9 years, 2 months ago

The Modesty of Writing

Blogging, e-books, and social networks have all increased the speed at which we communicate—or, from a Luhmannian perspective, how we share our utterances with the communication. For DIY publishers, the Internet is an infinitely rich channel for publishing their own content and making it available to readers and consumers at exactly the same premises as previously professional channels. And that is awesome: the Internet has democratised the way we make available and publish our thought and ideas. Recently, I have become involved in a book on cybernetics and enterprise architecture.

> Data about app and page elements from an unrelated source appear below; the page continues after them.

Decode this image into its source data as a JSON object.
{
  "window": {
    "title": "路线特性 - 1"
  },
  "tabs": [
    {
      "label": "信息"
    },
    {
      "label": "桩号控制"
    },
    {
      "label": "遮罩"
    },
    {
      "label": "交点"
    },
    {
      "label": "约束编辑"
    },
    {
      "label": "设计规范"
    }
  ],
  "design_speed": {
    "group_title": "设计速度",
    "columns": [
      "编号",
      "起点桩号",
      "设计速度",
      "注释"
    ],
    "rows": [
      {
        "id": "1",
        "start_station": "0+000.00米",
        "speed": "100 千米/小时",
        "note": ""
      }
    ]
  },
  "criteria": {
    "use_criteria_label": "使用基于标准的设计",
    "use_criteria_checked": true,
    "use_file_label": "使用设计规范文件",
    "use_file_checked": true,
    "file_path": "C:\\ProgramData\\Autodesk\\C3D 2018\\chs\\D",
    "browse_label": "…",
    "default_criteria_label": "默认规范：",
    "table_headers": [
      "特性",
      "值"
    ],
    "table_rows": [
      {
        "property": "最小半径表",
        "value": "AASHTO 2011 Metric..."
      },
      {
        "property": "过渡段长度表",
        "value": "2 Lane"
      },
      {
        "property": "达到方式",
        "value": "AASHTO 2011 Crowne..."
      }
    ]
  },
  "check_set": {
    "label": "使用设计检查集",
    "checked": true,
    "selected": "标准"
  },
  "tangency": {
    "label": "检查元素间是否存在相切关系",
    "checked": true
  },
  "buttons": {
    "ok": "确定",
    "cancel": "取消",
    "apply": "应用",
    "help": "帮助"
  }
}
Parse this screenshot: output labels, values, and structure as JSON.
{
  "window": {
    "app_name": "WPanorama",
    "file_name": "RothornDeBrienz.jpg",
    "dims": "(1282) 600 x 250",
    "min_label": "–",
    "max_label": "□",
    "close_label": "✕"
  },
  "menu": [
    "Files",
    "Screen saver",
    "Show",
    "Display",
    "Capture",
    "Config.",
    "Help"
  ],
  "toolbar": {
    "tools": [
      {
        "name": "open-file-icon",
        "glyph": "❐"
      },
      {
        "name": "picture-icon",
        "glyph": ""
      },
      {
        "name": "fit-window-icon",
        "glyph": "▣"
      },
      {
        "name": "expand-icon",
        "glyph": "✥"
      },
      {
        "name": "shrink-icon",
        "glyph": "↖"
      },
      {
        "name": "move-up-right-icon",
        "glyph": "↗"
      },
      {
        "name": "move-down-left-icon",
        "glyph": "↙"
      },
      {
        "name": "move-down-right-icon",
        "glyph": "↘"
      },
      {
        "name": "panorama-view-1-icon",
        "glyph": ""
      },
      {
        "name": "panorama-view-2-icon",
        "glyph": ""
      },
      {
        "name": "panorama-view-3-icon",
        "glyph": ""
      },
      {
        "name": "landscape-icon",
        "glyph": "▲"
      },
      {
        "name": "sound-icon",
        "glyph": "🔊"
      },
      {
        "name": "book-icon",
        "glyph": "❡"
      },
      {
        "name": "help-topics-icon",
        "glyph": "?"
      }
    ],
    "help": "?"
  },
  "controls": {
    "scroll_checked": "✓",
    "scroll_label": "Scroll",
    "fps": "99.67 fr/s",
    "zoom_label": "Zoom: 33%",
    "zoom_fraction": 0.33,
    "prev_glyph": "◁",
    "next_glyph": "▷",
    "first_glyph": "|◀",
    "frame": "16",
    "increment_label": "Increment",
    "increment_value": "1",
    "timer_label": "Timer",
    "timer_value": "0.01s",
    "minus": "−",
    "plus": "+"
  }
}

The book was initially thought to be available through a DIY publisher and furthermore freely available as an e-book. However, due to increasing interest from traditional publisher, the book will now be published through a traditional publication channel. To me, both opportunities are equally exciting.
However, the rapid speed of immediate “publication” comes at the cost of lack of modesty, patience, and maturity. Some people use blogs to quickly fabricate and churn out trivial variations on the same topic over and over and flood the public sphere with their own opinions in a synthetic, insubstantial manner. Proof-reading is completely unheard of; proper referencing to prior art and information sources is considered almost arcane. Blogging is supposed to be a quick, responsive medium. However, when people post entire book chapters or even book manuscripts through the same source and under the same preconditions, the form and shape of blogging have certainly moved in the wrong direction. The fundamental problem is that people with blogs tend to lack the modesty of traditional writers, academics, and publishers. For blogging “pracademics”, this is furthermore caused by the lack of patience for peer-reviewed publications. Preparing a good paper can take months before it is accepted and published. For the average blogger with lots of intentions, it is, of course, a lot easier to churn out one blog post after another with incoherent fragments of argumentation and structure. If post-modernism had a place in the history of literary shapes and forms, blogging would certainly be its most significant incarnation.
Writers, researchers, and bloggers alike must return to the tradition of when pages were sparse and publication a controlled, rigorous process requiring discipline and modesty. Only through modesty have the most purposeful, unique utterances, be they peer-reviewed publications or news items, been created.
9 years, 2 months ago

The Modesty of Writing

Blogging, e-books, and social networks have all increased the speed at which we communicate—or, from a Luhmannian perspective, how we share our utterances with the communication. For DIY publishers, the Internet is an infinitely rich channel for publishing their own content and making it available to readers and consumers at exactly the same premises as previously professional channels. And that is awesome: the Internet has democratised the way we make available and publish our thought and ideas. Recently, I have become involved in a book on cybernetics and enterprise architecture. The book was initially thought to be available through a DIY publisher and furthermore freely available as an e-book. However, due to increasing interest from traditional publisher, the book will now be published through a traditional publication channel. To me, both opportunities are equally exciting.
However, the rapid speed of immediate “publication” comes at the cost of lack of modesty, patience, and maturity. Some people use blogs to quickly fabricate and churn out trivial variations on the same topic over and over and flood the public sphere with their own opinions in a synthetic, insubstantial manner. Proof-reading is completely unheard of; proper referencing to prior art and information sources is considered almost arcane. Blogging is supposed to be a quick, responsive medium. However, when people post entire book chapters or even book manuscripts through the same source and under the same preconditions, the form and shape of blogging have certainly moved in the wrong direction. The fundamental problem is that people with blogs tend to lack the modesty of traditional writers, academics, and publishers. For blogging “pracademics”, this is furthermore caused by the lack of patience for peer-reviewed publications. Preparing a good paper can take months before it is accepted and published. For the average blogger with lots of intentions, it is, of course, a lot easier to churn out one blog post after another with incoherent fragments of argumentation and structure. If post-modernism had a place in the history of literary shapes and forms, blogging would certainly be its most significant incarnation.
Writers, researchers, and bloggers alike must return to the tradition of when pages were sparse and publication a controlled, rigorous process requiring discipline and modesty. Only through modesty have the most purposeful, unique utterances, be they peer-reviewed publications or news items, been created.
9 years, 2 months ago

Setting up for ebooks on EA blogs

I’m currently sifting through my past blog-posts of the past five years or so, with a view to republishing some of them in ebook-format, to make them more accessible in a more convenient and more portable form. So far there are well over 400 blog-posts here on enterprise-architecture and related themes, plus a few more […]

9 years, 7 months ago

Yabbies – a novel

Happy to announce that I’ve at last gotten round to publishing my sort-of-novel Yabbies. Hooray!
(I perhaps ought to say ‘completed and published’, but as you’ll see, ‘completing’ isn’t quite the right word, since much of the content is made up of story-fragments that could be assembled in just about any order.)
At present you […]

9 years, 10 months ago

About the PEAF book

I’ve just finished editing yet another book on enterprise-architecture, and set up its production via my Tetradian Books publishing setup. But you won’t see it on the site, and in fact it may never be published as such in its present form – though you will see it coming out quite soon under someone else’s […]